Unsuccessful bidder for HSE air ambulance service fails in challenge to award of contract

Sere Holding claimed the contract winner did not satisfy turnover requirement

An unsuccessful bidder for the Health Service Executive’s (HSE’s) €9.5 million emergency air ambulance service has failed in a High Court challenge to the awarding of the contract.

Sere Holding Ltd, which came eighth and last in the tender process, claimed the contract winner, IAS Medical Ltd, did not satisfy a requirement that each bidder must have a turnover of €4 million for the previous three years in relation to the services for which it was bidding.

Sere brought a High Court challenge seeking, among other things, the setting aside the award of the contract to IAS under the European Communities (Public Authorities’ Contracts) (Review Procedures) Regulations 2010, known as the “Remedies Regulations”.

The case was against the HSE which awarded the contract. IAS was a notice party.


The HSE service requires a provider which transfers patients between the Republic and other countries, mainly the UK.

While air ambulances both inside and outside Ireland are generally provided by the Irish Air Corps and the Irish Coast Guard Services under existing arrangements, they are unable to provide them between 7pm and 7.30am, and 7pm to 8.30am in June, July and August.

On Friday, Mr Justice Michael Twomey ruled IAS did satisfy the selection criteria. However, there remained the issue of whether the HSE “verified” that IAS satisfied the selection criteria.

The judge said he proposed to ask Sere, when it has considered his judgment, whether this “verification issue” needs to be dealt with by the court.

If Sere concludes that it does not need a determination, then there will be a saving of court resources, the judge said. However, if Sere says it would like to have the matter determined, the court will hear from the other parties and give a decision, he said.

He also ordered the parties to engage with each other to see if agreement can be reached regarding all outstanding matters without the need for further court time.

In his judgment, the judge noted that the value of the previous contract, as stated by Sere’s Stanley Edgar, was €7 million over a two-year period. The savings to the HSE from the new contract would be around €4.5 million as the new contract was €9.5 million over four years.

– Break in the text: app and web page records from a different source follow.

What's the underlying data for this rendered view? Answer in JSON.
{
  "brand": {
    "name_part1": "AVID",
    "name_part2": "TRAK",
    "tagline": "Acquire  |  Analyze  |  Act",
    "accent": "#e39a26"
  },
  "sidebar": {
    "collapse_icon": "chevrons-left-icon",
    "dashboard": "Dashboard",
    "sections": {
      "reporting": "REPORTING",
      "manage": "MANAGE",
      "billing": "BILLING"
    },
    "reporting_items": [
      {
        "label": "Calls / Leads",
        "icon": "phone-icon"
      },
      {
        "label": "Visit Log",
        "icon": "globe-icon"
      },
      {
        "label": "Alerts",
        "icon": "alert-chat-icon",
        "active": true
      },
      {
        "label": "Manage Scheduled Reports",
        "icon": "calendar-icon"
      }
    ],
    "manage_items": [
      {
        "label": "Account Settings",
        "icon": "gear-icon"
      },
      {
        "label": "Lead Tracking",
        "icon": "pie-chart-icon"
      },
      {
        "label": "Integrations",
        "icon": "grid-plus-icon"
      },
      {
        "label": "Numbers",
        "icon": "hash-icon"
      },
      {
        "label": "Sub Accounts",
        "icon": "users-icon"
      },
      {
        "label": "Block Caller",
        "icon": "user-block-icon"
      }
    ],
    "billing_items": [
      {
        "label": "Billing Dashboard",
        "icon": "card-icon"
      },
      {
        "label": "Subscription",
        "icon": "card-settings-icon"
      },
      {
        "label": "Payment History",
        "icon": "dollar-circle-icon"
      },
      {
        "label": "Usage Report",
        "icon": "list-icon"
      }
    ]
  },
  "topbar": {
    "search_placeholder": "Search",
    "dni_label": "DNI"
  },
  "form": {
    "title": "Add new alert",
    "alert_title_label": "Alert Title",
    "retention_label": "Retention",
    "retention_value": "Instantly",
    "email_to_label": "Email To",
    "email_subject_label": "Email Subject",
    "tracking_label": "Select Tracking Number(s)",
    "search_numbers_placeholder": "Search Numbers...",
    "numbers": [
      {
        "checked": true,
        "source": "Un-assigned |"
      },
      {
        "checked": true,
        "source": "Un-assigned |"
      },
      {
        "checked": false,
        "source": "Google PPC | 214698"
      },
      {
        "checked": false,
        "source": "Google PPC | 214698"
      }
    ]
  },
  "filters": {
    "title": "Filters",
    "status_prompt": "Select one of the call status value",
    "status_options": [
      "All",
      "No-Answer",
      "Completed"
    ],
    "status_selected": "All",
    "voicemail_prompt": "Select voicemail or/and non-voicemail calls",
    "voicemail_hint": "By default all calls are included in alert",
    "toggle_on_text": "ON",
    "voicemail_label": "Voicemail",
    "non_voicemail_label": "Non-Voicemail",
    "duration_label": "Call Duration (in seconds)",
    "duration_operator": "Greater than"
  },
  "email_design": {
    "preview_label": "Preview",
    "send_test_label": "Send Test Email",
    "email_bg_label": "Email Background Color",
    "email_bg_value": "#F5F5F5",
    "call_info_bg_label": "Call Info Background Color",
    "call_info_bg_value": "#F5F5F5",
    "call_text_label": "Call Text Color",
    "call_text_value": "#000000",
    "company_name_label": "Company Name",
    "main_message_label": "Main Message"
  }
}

The judge said the key issue in this case, when considering the €4 million turnover requirement, was whether the tender services were restricted to a transfer involving a patient (with a medical team in a specially equipped aircraft), as claimed by Sere or, included the transfer by an plane of organs and of organ retrieval teams, in addition to the transfer of patients, as claimed by the HSE.

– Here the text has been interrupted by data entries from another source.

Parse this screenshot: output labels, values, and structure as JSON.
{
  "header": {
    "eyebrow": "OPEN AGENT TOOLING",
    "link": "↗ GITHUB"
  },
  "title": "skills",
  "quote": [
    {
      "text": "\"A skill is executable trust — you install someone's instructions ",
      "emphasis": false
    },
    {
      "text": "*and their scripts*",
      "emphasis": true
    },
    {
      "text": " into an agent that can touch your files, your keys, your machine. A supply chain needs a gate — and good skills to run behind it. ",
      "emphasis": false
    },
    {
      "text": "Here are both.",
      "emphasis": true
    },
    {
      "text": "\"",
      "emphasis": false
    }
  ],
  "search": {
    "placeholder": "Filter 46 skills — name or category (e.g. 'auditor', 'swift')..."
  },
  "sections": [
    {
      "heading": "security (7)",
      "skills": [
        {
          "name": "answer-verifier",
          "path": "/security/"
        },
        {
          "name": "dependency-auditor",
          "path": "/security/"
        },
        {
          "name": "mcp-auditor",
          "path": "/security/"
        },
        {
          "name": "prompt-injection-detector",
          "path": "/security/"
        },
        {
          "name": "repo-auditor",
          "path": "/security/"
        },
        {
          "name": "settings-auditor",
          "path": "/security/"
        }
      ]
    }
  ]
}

Based on its more restrictive interpretation, Sere claimed that any turnover which IAS had in relation to the transfer of organs and the transport of organ retrieval teams, could not be used to enable IAS to satisfy the precondition that it have a €4 million turnover, he said.

The judge found the tender services do not require, in every case, medical personnel, as claimed by Sere. He also found the transport of organs was part of the “service”.

He said the contract, which was awarded by the HSE to IAS in 2021, cannot be invalidated on the basis of Sere’s interpretation of the tender services.

The contract cannot be invalidated on the basis of Sere’s interpretation of the tender services, he ruled.